- [WHAT YOU ARE ASKED TO DO]:
Scan the listing below for "Anahtarları", then report every line that has it.

- [DATA LISTING]:
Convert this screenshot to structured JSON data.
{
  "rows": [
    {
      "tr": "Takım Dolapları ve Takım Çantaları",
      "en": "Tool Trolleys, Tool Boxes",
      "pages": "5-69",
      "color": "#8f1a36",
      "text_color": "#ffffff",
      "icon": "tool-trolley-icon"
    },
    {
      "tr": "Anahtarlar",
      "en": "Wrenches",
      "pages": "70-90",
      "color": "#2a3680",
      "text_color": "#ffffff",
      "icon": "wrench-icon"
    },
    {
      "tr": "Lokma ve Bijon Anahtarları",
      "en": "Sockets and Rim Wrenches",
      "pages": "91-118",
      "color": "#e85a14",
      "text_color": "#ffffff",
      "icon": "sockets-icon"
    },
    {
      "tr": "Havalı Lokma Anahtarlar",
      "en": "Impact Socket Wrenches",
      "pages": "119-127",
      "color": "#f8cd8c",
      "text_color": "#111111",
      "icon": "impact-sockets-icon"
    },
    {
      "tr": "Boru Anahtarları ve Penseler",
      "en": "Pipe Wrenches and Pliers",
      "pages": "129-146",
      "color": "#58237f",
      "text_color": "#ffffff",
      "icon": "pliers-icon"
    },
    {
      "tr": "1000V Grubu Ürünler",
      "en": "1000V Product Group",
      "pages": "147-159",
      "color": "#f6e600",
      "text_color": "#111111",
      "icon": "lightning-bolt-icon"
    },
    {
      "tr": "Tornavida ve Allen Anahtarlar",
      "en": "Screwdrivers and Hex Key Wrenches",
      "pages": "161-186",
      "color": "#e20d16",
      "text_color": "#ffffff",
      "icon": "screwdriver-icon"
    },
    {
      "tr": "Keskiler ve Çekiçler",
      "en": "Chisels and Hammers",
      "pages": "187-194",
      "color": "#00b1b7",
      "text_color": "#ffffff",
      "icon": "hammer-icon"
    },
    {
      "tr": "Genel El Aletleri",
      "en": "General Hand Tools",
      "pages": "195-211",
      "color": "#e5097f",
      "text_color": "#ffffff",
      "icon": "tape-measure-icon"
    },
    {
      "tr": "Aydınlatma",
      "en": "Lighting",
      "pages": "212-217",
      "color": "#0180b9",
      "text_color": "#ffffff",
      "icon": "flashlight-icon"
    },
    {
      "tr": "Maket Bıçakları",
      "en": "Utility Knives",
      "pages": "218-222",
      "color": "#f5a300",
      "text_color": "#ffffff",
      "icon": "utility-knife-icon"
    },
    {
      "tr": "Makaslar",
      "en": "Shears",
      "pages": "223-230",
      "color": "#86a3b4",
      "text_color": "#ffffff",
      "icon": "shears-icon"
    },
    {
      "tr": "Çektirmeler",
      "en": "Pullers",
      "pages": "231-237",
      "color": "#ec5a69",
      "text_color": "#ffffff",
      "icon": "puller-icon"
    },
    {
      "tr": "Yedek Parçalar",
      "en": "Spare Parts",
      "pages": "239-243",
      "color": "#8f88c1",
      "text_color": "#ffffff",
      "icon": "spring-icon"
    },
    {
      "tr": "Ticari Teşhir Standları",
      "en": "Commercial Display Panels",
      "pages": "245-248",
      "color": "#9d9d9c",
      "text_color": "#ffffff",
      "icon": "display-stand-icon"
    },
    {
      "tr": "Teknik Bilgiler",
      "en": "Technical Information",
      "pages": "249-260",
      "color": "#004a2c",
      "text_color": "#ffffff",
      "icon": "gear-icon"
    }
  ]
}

- [ANSWER TO THIS TASK]:
      "tr": "Lokma ve Bijon Anahtarları",
      "tr": "Boru Anahtarları ve Penseler",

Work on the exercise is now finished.